Unless his neighbor makes too much disturbance,
But all dash to and fro in motor cars,
Familiar with the roads and settled nowhere.
I have given you hands which you turn from worship,
I have given you speech, for endless palaver,
I have given you my Law, and you set up commissions,
I have given you lips, to express friendly sentiments,
I have given you hearts, for reciprocal distrust.
I have given you power of choice, and you only alternate
Between futile speculation and unconsidered action.
Many are engaged in writing books and printing them.
Many desire to see their names in print.
Many read nothing but the race reports.
Much is your reading, but not the Word of God,
Much is your building, but not the House of God.
And the wind shall say:
“Here were decent godless people:
Their only monument the asphalt road
And a thousand lost golf balls.”
I fight suburban sprawl and automobile-oriented environments. But imagine I win; who am I then? A decent godless person: her only monument the pedestrian-oriented streetscape and a thousand lost souls?
When the Stranger says: “What is the meaning of this city?
Do you huddle close together because you love each other?”
What will you answer? “We all dwell together
To make money from each other”? or “This is a community”?
Oh my soul, be prepared for the coming of the Stranger.
Be prepared for him who knows how to ask questions.
So I hear the questions and I am afraid because it turns out I am not good at walking this path, but I refuse to turn back. Like a fool, I wander forward into the unknown because I just want to HELP, but I don’t know if I will. I want to be important, but I’m afraid it would destroy me. I want to be independent but I don’t want to be alone. I want to worship AND be accepted in a secularized city. So it’s a mess. But I believe I’m meant to wade through it.
In spite of all the dishonour,
the broken standards, the broken lives,
The broken faith in one place or another,
There was something left that was more than the tales
Of old men on winter evenings.
I believe Jesus will be faithful to complete a good work in and through me. Halfway in and halfway out of the dark, I will keep Christmas.
The work of creation is never without travail;
Lord, shall we not bring these gifts to Your service?
Shall we not bring to Your service all our powers
For life, for dignity, grace and order.
And intellectual pleasures of the senses?
The Lord who created must wish us to create
And employ our creation again in His service
Which is already His service in creating.
(Poetry taken from Eliot’s Choruses from “The Rock”; I recommend the entire poem.)
I’m always the one who puts the lights on the tree. The task used to fall to my mom, but once I got old enough to have an eye for that sort of thing, I took over. I wanted it to be me hanging the light.
I play Christmas music and I start with garden shears.
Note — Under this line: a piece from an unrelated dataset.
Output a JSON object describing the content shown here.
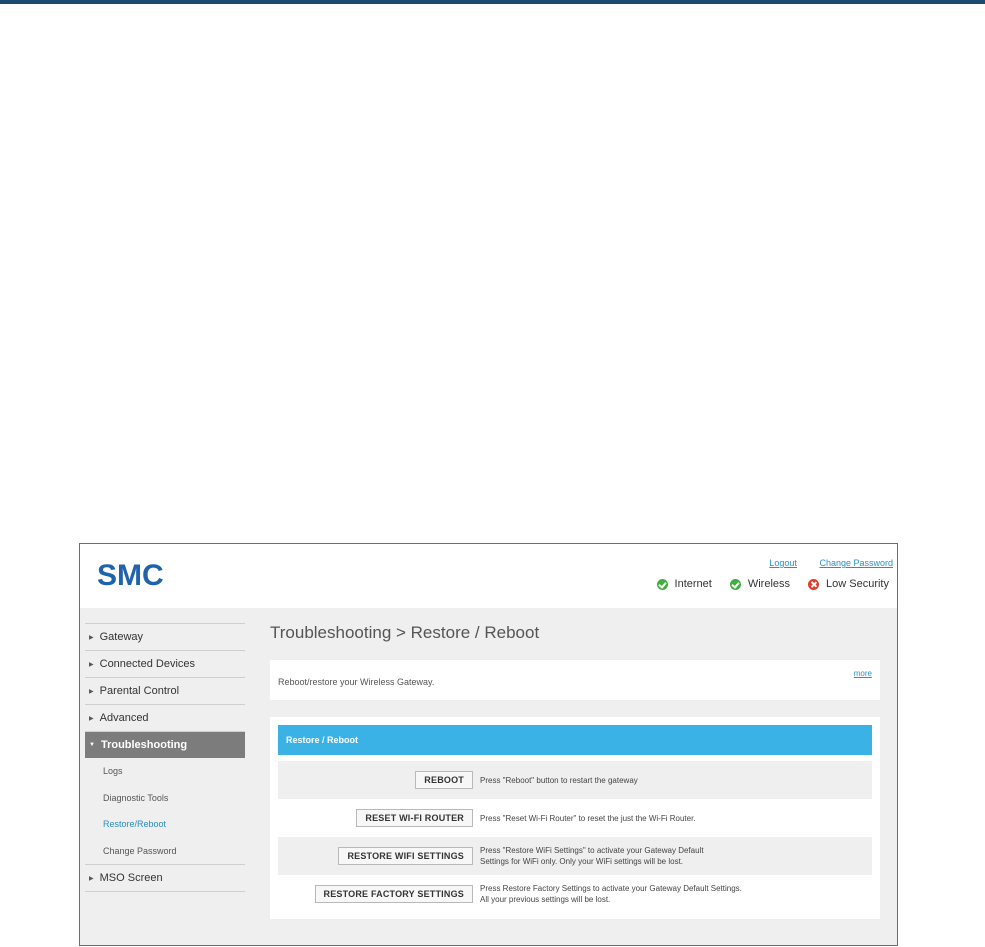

Giving myself a hand cramp, I squeeze the shears and bite off the branches that are going limp or yellow. Then I sit back on my heels and size up the crowded mess of fir, deciding where to make holes.
Needles fall thick. Sections of the trunk appear. It seems wrong to trim perfectly good branches but the tree is so stuffed with green that there’s no room for light. I can’t hang the lights until there’s enough emptiness for them to fill.
The tree looks hurt when I finish. The holes I’ve made stare at me accusingly. I start unwinding the strand of yellow lights and twisting them around branches. I cluster light in the holes I made, all the way up the tree. My hands get splotchy with sap. When I’m finished, I step back.
The once-bare places shine.
“and do you not find a strange analogy to something in yourself?” -Herman Melville
Light cannot enter us until there’s enough emptiness for it to fill; until we are scraped empty and trimmed bare.
“The people who walked in darkness have seen a great light; those who dwelt in a land of deep darkness, on them has light shone.” Isaiah 9
immortality waits sheathed in time
for the Revealing
for the Knowing what you’re made of
for the library receipts and philosophy and cedar berries and questions to fall away
meteors turned to metaphors
all creation waits